What can I do with a bit longer?
Cannes is a rewarding day visit but you could join an organised excursion for a full day trip to Monaco or to Nice, taking a stroll along the Promenade des Anglais, and still be back for sailing time. Cruise lines with excursions along the Cote d’Azur include Marella and MSC Cruises.
Eat and drink
The Forville Market on the fringe of the old town is the place to eat socca, a peppery chickpea omelette traditional to Cannes, plus lots of local colour. The morning food market spills out to the surrounding cafés for brunch.
For a leisurely lunch, look to the cafes and shops of Rue St Antoine’s old town.
Don’t leave without…

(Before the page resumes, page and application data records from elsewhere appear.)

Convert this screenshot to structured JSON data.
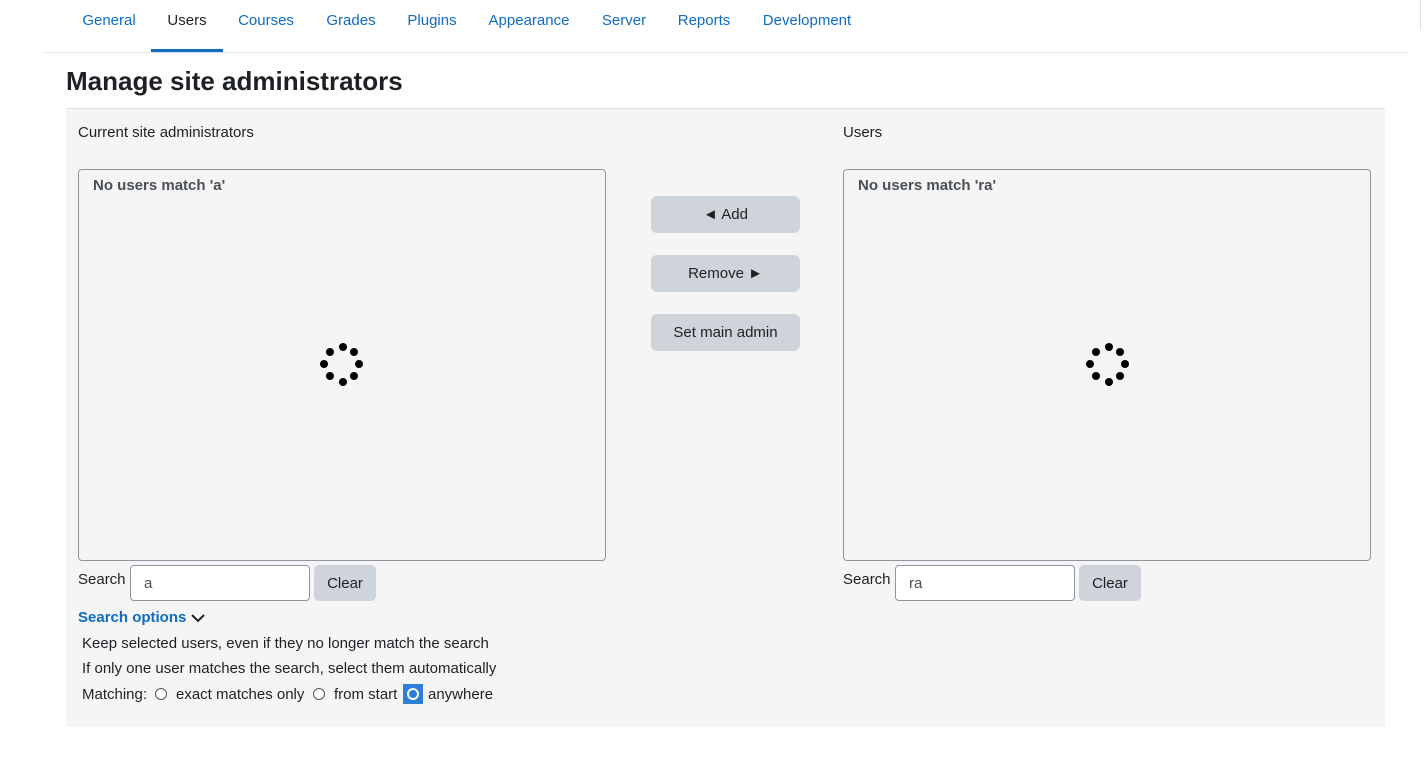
{
  "nav": {
    "tabs": [
      "General",
      "Users",
      "Courses",
      "Grades",
      "Plugins",
      "Appearance",
      "Server",
      "Reports",
      "Development"
    ],
    "active_tab": "Users"
  },
  "page": {
    "title": "Manage site administrators"
  },
  "current_admins": {
    "label": "Current site administrators",
    "empty_message": "No users match 'a'",
    "search_label": "Search",
    "search_value": "a",
    "clear_label": "Clear"
  },
  "users": {
    "label": "Users",
    "empty_message": "No users match 'ra'",
    "search_label": "Search",
    "search_value": "ra",
    "clear_label": "Clear"
  },
  "actions": {
    "add_label": "◄ Add",
    "remove_label": "Remove ►",
    "set_main_admin_label": "Set main admin"
  },
  "search_options": {
    "toggle_label": "Search options",
    "keep_selected": "Keep selected users, even if they no longer match the search",
    "auto_select": "If only one user matches the search, select them automatically",
    "matching_label": "Matching:",
    "matching_options": [
      "exact matches only",
      "from start",
      "anywhere"
    ],
    "matching_selected": "anywhere"
  },
  "colors": {
    "link": "#0f6cbf",
    "button_bg": "#ced4da",
    "panel_bg": "#f5f5f5",
    "radio_selected": "#2d7fd8"
  }
}
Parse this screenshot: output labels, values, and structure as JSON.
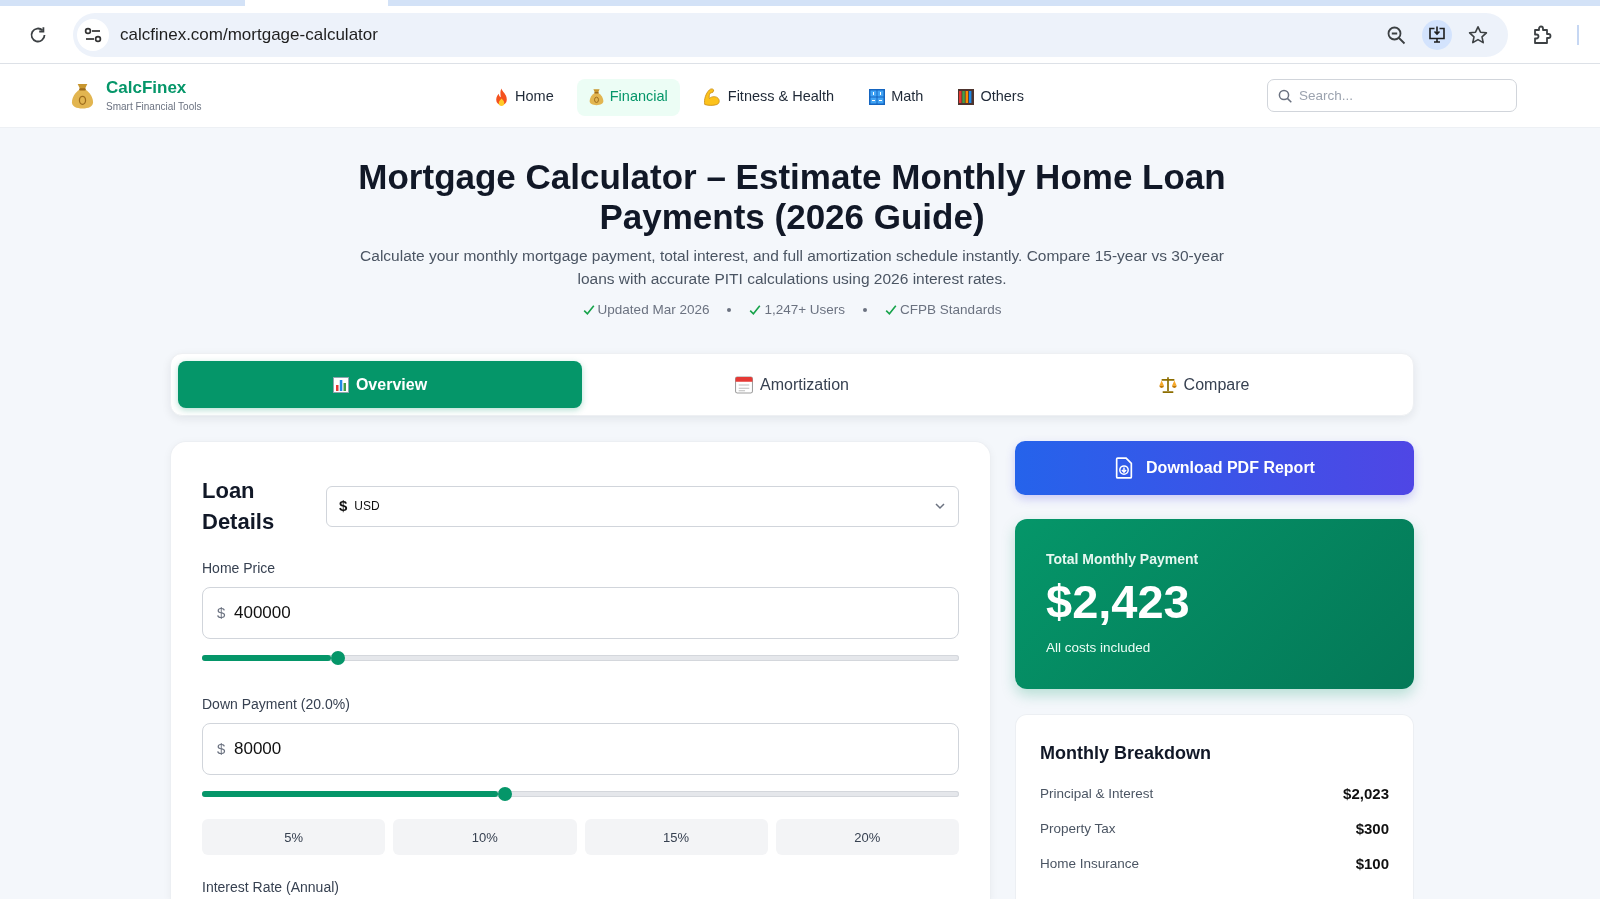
{
  "browser": {
    "url": "calcfinex.com/mortgage-calculator"
  },
  "header": {
    "brand": "CalcFinex",
    "tagline": "Smart Financial Tools",
    "nav": [
      {
        "label": "Home",
        "selected": false
      },
      {
        "label": "Financial",
        "selected": true
      },
      {
        "label": "Fitness & Health",
        "selected": false
      },
      {
        "label": "Math",
        "selected": false
      },
      {
        "label": "Others",
        "selected": false
      }
    ],
    "search": {
      "placeholder": "Search..."
    }
  },
  "hero": {
    "title": "Mortgage Calculator – Estimate Monthly Home Loan Payments (2026 Guide)",
    "subtitle": "Calculate your monthly mortgage payment, total interest, and full amortization schedule instantly. Compare 15-year vs 30-year loans with accurate PITI calculations using 2026 interest rates.",
    "highlights": [
      "Updated Mar 2026",
      "1,247+ Users",
      "CFPB Standards"
    ]
  },
  "tabs": [
    {
      "label": "Overview",
      "selected": true
    },
    {
      "label": "Amortization",
      "selected": false
    },
    {
      "label": "Compare",
      "selected": false
    }
  ],
  "loan_details": {
    "title": "Loan Details",
    "currency": {
      "symbol": "$",
      "value": "USD"
    },
    "fields": [
      {
        "label": "Home Price",
        "prefix": "$",
        "value": "400000",
        "level": 0.18
      },
      {
        "label": "Down Payment (20.0%)",
        "prefix": "$",
        "value": "80000",
        "level": 0.4,
        "presets": [
          {
            "label": "5%",
            "selected": false
          },
          {
            "label": "10%",
            "selected": false
          },
          {
            "label": "15%",
            "selected": false
          },
          {
            "label": "20%",
            "selected": false
          }
        ]
      }
    ],
    "interest_rate": {
      "label": "Interest Rate (Annual)"
    }
  },
  "download_button": {
    "label": "Download PDF Report"
  },
  "total": {
    "label": "Total Monthly Payment",
    "amount": "$2,423",
    "note": "All costs included"
  },
  "breakdown": {
    "title": "Monthly Breakdown",
    "rows": [
      {
        "label": "Principal & Interest",
        "value": "$2,023"
      },
      {
        "label": "Property Tax",
        "value": "$300"
      },
      {
        "label": "Home Insurance",
        "value": "$100"
      }
    ]
  }
}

There’s a handy branch of the perfumier, Fragonard, near the market and plenty of little boutiques for souvenirs along nearby Rue Meynadier.
The haute-couture boutiques of Dior and Prada on the Croisette, selling €2,000 handbags, are better for wistful window-shopping.
Need to know
Flight time from the UK
The nearest flights are to Nice, with a flight time of two hours and a one-hour transfer by coach.
Cannes is a generally safe destination but expect to jostle with around 3,000 day passengers during summer months. Take the usual precautions for pickpockets and avoid large groups.
Best time to go
Spring and autumn offer balmy temperatures without the crowds. Cannes is gridlocked during the annual film festival in May, with heavy security for the visiting A-listers.
Cannes is quieter on Mondays, when some museums and restaurants are closed.
It’s only worth buying a Cote d’Azur Card pass, if you’re staying on. The tourist office next to the Palais des Festivals offers free WiFi to avoid cruise rates.